PROBLEM TO WORK ON:
All records given below must be printed word for word.

SUPPLIED ENTRIES:
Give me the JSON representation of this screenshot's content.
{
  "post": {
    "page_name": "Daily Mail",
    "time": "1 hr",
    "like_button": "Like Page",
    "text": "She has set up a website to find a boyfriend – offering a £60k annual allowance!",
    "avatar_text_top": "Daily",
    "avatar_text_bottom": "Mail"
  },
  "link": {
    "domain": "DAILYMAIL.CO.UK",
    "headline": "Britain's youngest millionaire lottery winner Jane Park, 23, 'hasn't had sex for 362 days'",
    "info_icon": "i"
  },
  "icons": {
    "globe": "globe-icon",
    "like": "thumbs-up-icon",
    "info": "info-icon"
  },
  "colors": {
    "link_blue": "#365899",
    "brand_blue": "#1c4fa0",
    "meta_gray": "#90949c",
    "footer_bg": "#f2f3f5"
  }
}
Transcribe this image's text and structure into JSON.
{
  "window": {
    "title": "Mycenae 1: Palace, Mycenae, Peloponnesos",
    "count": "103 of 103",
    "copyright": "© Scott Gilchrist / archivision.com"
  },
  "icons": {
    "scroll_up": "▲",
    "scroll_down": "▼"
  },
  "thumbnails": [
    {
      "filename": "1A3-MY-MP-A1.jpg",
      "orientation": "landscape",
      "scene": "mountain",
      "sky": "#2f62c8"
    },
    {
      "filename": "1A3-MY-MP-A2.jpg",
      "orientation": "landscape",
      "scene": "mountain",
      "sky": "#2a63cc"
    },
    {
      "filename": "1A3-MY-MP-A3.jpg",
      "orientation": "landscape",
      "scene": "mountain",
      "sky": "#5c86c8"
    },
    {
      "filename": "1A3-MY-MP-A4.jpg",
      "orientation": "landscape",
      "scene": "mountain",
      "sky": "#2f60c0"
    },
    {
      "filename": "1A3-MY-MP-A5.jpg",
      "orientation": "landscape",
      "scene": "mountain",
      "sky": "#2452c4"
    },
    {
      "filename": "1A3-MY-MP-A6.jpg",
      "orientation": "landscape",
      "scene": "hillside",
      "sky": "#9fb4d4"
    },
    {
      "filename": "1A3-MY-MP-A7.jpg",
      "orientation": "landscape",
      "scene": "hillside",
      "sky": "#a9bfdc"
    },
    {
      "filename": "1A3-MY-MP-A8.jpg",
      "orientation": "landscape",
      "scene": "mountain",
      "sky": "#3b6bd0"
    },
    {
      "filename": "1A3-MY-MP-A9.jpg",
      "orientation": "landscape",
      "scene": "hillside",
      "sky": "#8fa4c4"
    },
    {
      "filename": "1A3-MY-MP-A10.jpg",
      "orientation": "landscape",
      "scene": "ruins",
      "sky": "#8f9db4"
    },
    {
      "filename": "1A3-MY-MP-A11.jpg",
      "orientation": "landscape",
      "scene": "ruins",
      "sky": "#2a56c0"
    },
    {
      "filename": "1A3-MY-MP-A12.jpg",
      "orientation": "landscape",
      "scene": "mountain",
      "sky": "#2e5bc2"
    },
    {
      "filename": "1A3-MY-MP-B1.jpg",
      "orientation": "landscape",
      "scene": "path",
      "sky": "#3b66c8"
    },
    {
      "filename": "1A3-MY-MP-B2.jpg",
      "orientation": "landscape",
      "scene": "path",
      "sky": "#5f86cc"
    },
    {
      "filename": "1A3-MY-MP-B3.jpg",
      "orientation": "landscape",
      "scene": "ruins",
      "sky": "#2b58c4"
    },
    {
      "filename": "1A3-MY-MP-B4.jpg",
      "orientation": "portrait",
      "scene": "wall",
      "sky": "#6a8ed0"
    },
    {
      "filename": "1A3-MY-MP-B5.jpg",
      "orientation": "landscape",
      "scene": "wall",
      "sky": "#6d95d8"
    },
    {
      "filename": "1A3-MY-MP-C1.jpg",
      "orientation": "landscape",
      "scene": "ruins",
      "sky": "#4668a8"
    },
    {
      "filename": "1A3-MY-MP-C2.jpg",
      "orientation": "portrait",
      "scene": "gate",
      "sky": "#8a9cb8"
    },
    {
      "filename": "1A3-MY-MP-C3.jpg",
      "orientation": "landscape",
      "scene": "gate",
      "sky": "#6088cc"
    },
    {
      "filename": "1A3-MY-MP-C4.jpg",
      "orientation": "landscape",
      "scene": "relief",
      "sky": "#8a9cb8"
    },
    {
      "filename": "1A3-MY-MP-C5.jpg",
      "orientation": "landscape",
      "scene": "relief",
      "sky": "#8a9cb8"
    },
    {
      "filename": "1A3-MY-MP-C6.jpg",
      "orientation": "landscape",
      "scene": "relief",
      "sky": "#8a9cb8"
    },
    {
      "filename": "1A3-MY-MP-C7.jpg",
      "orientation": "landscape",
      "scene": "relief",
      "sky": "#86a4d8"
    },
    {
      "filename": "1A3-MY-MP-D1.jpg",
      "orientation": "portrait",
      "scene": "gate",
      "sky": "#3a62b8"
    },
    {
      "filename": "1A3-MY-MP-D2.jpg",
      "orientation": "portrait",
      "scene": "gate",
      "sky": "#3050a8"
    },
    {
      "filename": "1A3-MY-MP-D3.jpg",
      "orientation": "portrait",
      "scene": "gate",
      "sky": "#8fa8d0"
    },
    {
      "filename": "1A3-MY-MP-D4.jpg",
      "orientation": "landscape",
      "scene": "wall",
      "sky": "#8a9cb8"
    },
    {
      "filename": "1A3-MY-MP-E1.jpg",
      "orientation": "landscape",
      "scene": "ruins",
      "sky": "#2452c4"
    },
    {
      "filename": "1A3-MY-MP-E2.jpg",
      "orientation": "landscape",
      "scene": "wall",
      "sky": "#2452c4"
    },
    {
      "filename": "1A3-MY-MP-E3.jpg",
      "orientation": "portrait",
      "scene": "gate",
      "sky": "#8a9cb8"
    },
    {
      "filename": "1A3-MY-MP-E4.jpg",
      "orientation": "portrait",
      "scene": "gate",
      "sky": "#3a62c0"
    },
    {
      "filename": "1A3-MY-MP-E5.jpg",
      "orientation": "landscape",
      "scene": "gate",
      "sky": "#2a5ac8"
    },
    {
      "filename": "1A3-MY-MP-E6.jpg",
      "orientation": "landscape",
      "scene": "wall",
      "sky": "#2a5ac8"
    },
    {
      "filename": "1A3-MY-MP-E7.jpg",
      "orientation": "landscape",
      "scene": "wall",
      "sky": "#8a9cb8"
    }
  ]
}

WORKED SOLUTION:
Give me the JSON representation of this screenshot's content.
{
  "post": {
    "page_name": "Daily Mail",
    "time": "1 hr",
    "like_button": "Like Page",
    "text": "She has set up a website to find a boyfriend – offering a £60k annual allowance!",
    "avatar_text_top": "Daily",
    "avatar_text_bottom": "Mail"
  },
  "link": {
    "domain": "DAILYMAIL.CO.UK",
    "headline": "Britain's youngest millionaire lottery winner Jane Park, 23, 'hasn't had sex for 362 days'",
    "info_icon": "i"
  },
  "icons": {
    "globe": "globe-icon",
    "like": "thumbs-up-icon",
    "info": "info-icon"
  },
  "colors": {
    "link_blue": "#365899",
    "brand_blue": "#1c4fa0",
    "meta_gray": "#90949c",
    "footer_bg": "#f2f3f5"
  }
}
Transcribe this image's text and structure into JSON.
{
  "window": {
    "title": "Mycenae 1: Palace, Mycenae, Peloponnesos",
    "count": "103 of 103",
    "copyright": "© Scott Gilchrist / archivision.com"
  },
  "icons": {
    "scroll_up": "▲",
    "scroll_down": "▼"
  },
  "thumbnails": [
    {
      "filename": "1A3-MY-MP-A1.jpg",
      "orientation": "landscape",
      "scene": "mountain",
      "sky": "#2f62c8"
    },
    {
      "filename": "1A3-MY-MP-A2.jpg",
      "orientation": "landscape",
      "scene": "mountain",
      "sky": "#2a63cc"
    },
    {
      "filename": "1A3-MY-MP-A3.jpg",
      "orientation": "landscape",
      "scene": "mountain",
      "sky": "#5c86c8"
    },
    {
      "filename": "1A3-MY-MP-A4.jpg",
      "orientation": "landscape",
      "scene": "mountain",
      "sky": "#2f60c0"
    },
    {
      "filename": "1A3-MY-MP-A5.jpg",
      "orientation": "landscape",
      "scene": "mountain",
      "sky": "#2452c4"
    },
    {
      "filename": "1A3-MY-MP-A6.jpg",
      "orientation": "landscape",
      "scene": "hillside",
      "sky": "#9fb4d4"
    },
    {
      "filename": "1A3-MY-MP-A7.jpg",
      "orientation": "landscape",
      "scene": "hillside",
      "sky": "#a9bfdc"
    },
    {
      "filename": "1A3-MY-MP-A8.jpg",
      "orientation": "landscape",
      "scene": "mountain",
      "sky": "#3b6bd0"
    },
    {
      "filename": "1A3-MY-MP-A9.jpg",
      "orientation": "landscape",
      "scene": "hillside",
      "sky": "#8fa4c4"
    },
    {
      "filename": "1A3-MY-MP-A10.jpg",
      "orientation": "landscape",
      "scene": "ruins",
      "sky": "#8f9db4"
    },
    {
      "filename": "1A3-MY-MP-A11.jpg",
      "orientation": "landscape",
      "scene": "ruins",
      "sky": "#2a56c0"
    },
    {
      "filename": "1A3-MY-MP-A12.jpg",
      "orientation": "landscape",
      "scene": "mountain",
      "sky": "#2e5bc2"
    },
    {
      "filename": "1A3-MY-MP-B1.jpg",
      "orientation": "landscape",
      "scene": "path",
      "sky": "#3b66c8"
    },
    {
      "filename": "1A3-MY-MP-B2.jpg",
      "orientation": "landscape",
      "scene": "path",
      "sky": "#5f86cc"
    },
    {
      "filename": "1A3-MY-MP-B3.jpg",
      "orientation": "landscape",
      "scene": "ruins",
      "sky": "#2b58c4"
    },
    {
      "filename": "1A3-MY-MP-B4.jpg",
      "orientation": "portrait",
      "scene": "wall",
      "sky": "#6a8ed0"
    },
    {
      "filename": "1A3-MY-MP-B5.jpg",
      "orientation": "landscape",
      "scene": "wall",
      "sky": "#6d95d8"
    },
    {
      "filename": "1A3-MY-MP-C1.jpg",
      "orientation": "landscape",
      "scene": "ruins",
      "sky": "#4668a8"
    },
    {
      "filename": "1A3-MY-MP-C2.jpg",
      "orientation": "portrait",
      "scene": "gate",
      "sky": "#8a9cb8"
    },
    {
      "filename": "1A3-MY-MP-C3.jpg",
      "orientation": "landscape",
      "scene": "gate",
      "sky": "#6088cc"
    },
    {
      "filename": "1A3-MY-MP-C4.jpg",
      "orientation": "landscape",
      "scene": "relief",
      "sky": "#8a9cb8"
    },
    {
      "filename": "1A3-MY-MP-C5.jpg",
      "orientation": "landscape",
      "scene": "relief",
      "sky": "#8a9cb8"
    },
    {
      "filename": "1A3-MY-MP-C6.jpg",
      "orientation": "landscape",
      "scene": "relief",
      "sky": "#8a9cb8"
    },
    {
      "filename": "1A3-MY-MP-C7.jpg",
      "orientation": "landscape",
      "scene": "relief",
      "sky": "#86a4d8"
    },
    {
      "filename": "1A3-MY-MP-D1.jpg",
      "orientation": "portrait",
      "scene": "gate",
      "sky": "#3a62b8"
    },
    {
      "filename": "1A3-MY-MP-D2.jpg",
      "orientation": "portrait",
      "scene": "gate",
      "sky": "#3050a8"
    },
    {
      "filename": "1A3-MY-MP-D3.jpg",
      "orientation": "portrait",
      "scene": "gate",
      "sky": "#8fa8d0"
    },
    {
      "filename": "1A3-MY-MP-D4.jpg",
      "orientation": "landscape",
      "scene": "wall",
      "sky": "#8a9cb8"
    },
    {
      "filename": "1A3-MY-MP-E1.jpg",
      "orientation": "landscape",
      "scene": "ruins",
      "sky": "#2452c4"
    },
    {
      "filename": "1A3-MY-MP-E2.jpg",
      "orientation": "landscape",
      "scene": "wall",
      "sky": "#2452c4"
    },
    {
      "filename": "1A3-MY-MP-E3.jpg",
      "orientation": "portrait",
      "scene": "gate",
      "sky": "#8a9cb8"
    },
    {
      "filename": "1A3-MY-MP-E4.jpg",
      "orientation": "portrait",
      "scene": "gate",
      "sky": "#3a62c0"
    },
    {
      "filename": "1A3-MY-MP-E5.jpg",
      "orientation": "landscape",
      "scene": "gate",
      "sky": "#2a5ac8"
    },
    {
      "filename": "1A3-MY-MP-E6.jpg",
      "orientation": "landscape",
      "scene": "wall",
      "sky": "#2a5ac8"
    },
    {
      "filename": "1A3-MY-MP-E7.jpg",
      "orientation": "landscape",
      "scene": "wall",
      "sky": "#8a9cb8"
    }
  ]
}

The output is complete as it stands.